To this catalog of virtues and achievements must be added his three dubious legacies to the nation. The first of these was that Ramos destroyed the party system by bolting his party when he lost to Ramon Mitra Jr. in the LDP party convention. The outcome answered, in the negative, whether a ruling party could ever find the wherewithal to resolve leadership questions within its own ranks, leading to the perpetuation of a movement and not just personalities. Political parties ever after would be feast-and-famine temporary coalitions: a rag-tag assembly of early believers which, upon victory, would bloat to colossal size, only to deflate the moment talk of succession began. At the end of his term, Ramos would reap what he had sown.

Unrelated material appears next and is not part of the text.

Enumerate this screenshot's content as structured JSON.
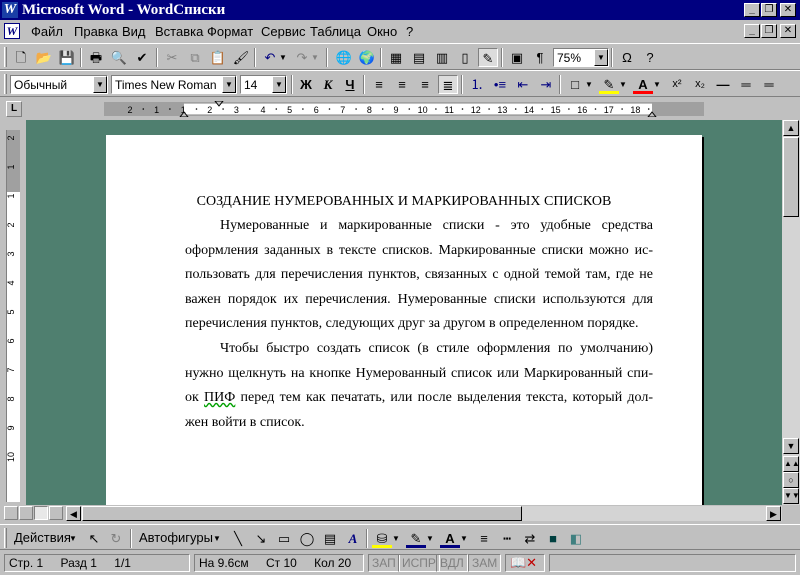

A year or two earlier, he’d correctly identified the shortcomings of our Fifth Republic, but his proposals to address its flaws not only failed to convince, but invited a crippling collision with public opinion and the gatekeepers of our newly restored democracy (the media, the Catholic Church, and civil society), in a rally presided over by Cory Aquino and Cardinal Sin. His Charter change effort limped along until it was run over legally after the Supreme Court gutted people’s initiative as a viable alternative to Congress’ unviable, because procedurally impossible, inability to propose amendments. He would repeatedly return to his proposals which he’d revive after each political intervention calculated to maintain political relevance but which, ironically, ensured the dissipation of his influence: His decision to support Gloria Macapagal Arroyo in her moment of maximum danger in 2005, and his throwing his support behind Rodrigo Duterte in 2016.
Though he did as much, and perhaps more than any other leader, to erode and reverse the status of the country as a viable newly restored democracy, he’d accomplished enough as its president, to ironically draw out the process of dissolving the Fifth Republic, by building surprisingly strong foundations for it both, institutionally and in terms of a democratic attitude, surviving in enough pockets to put up a stubborn resistance to its demise.